• _Problem_:
Scan the listing below for "WOODBURY", then report every line that has it.

• _Data for analysis_:
● ● ●

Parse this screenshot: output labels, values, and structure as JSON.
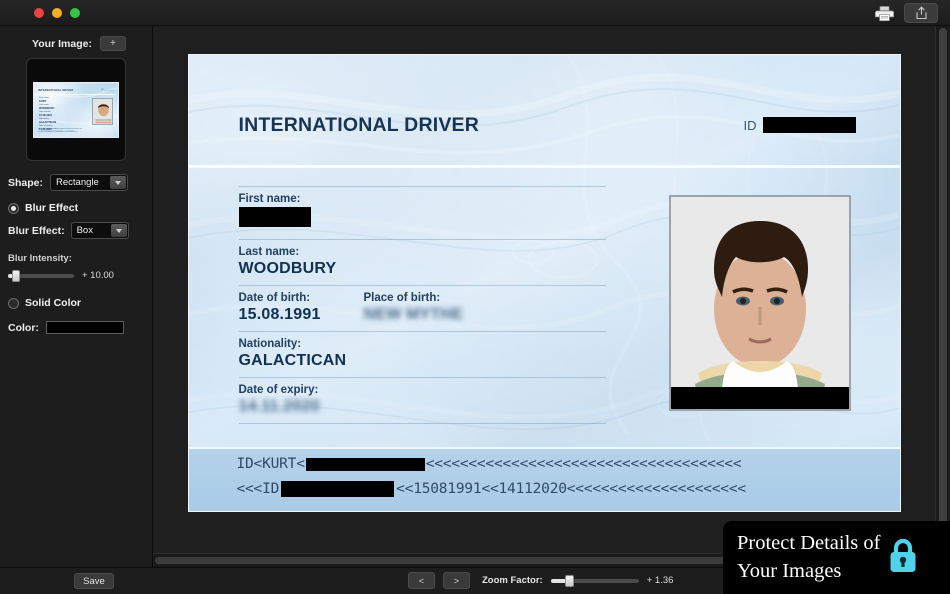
{
  "window": {
    "traffic_lights": [
      "close",
      "minimize",
      "maximize"
    ],
    "titlebar_icons": [
      "printer-icon",
      "share-export-icon"
    ]
  },
  "sidebar": {
    "your_image_label": "Your Image:",
    "add_image_label": "+",
    "shape_label": "Shape:",
    "shape_value": "Rectangle",
    "blur_effect_radio_label": "Blur Effect",
    "blur_effect_radio_selected": true,
    "blur_effect_label": "Blur Effect:",
    "blur_effect_value": "Box",
    "blur_intensity_label": "Blur Intensity:",
    "blur_intensity_value": "+ 10.00",
    "solid_color_radio_label": "Solid Color",
    "solid_color_radio_selected": false,
    "color_label": "Color:",
    "color_value": "#000000",
    "thumbnail": {
      "title": "INTERNATIONAL  DRIVER",
      "id_text": "ID ________",
      "labels": [
        "First name:",
        "Last name:",
        "Date of birth:",
        "Place of birth:",
        "Nationality:",
        "Date of expiry:"
      ],
      "values": [
        "KURT",
        "WOODBURY",
        "15.08.1991",
        "NEW MYTHE",
        "GALACTICAN",
        "14.11.2020"
      ],
      "mrz_1": "ID<KURT<WOODBURY<<<<<<<<<<<<<<<<<<<",
      "mrz_2": "<<<ID 1234567<<15081991<<14112020<<<"
    }
  },
  "card": {
    "title": "INTERNATIONAL DRIVER",
    "id_label": "ID",
    "id_redacted": true,
    "fields": [
      {
        "label": "First name:",
        "value": "",
        "redacted": true,
        "blurred": false
      },
      {
        "label": "Last name:",
        "value": "WOODBURY",
        "redacted": false,
        "blurred": false
      },
      {
        "label": "Date of birth:",
        "value": "15.08.1991",
        "redacted": false,
        "blurred": false
      },
      {
        "label": "Place of birth:",
        "value": "NEW MYTHE",
        "redacted": false,
        "blurred": true
      },
      {
        "label": "Nationality:",
        "value": "GALACTICAN",
        "redacted": false,
        "blurred": false
      },
      {
        "label": "Date of expiry:",
        "value": "14.11.2020",
        "redacted": false,
        "blurred": true
      }
    ],
    "mrz": {
      "line1_prefix": "ID<KURT<",
      "line1_suffix": "<<<<<<<<<<<<<<<<<<<<<<<<<<<<<<<<<<<<<",
      "line2_prefix": "<<<ID ",
      "line2_suffix": "<<15081991<<14112020<<<<<<<<<<<<<<<<<<<<<"
    },
    "photo_redacted": true
  },
  "bottombar": {
    "save_label": "Save",
    "prev_label": "<",
    "next_label": ">",
    "zoom_factor_label": "Zoom Factor:",
    "zoom_factor_value": "+ 1.36"
  },
  "watermark": {
    "line1": "Protect Details of",
    "line2": "Your Images",
    "lock_icon": "lock-icon",
    "lock_color": "#4fd2ea"
  }
}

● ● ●

• _Answer area_:
        "WOODBURY",
      "mrz_1": "ID<KURT<WOODBURY<<<<<<<<<<<<<<<<<<<",
        "value": "WOODBURY",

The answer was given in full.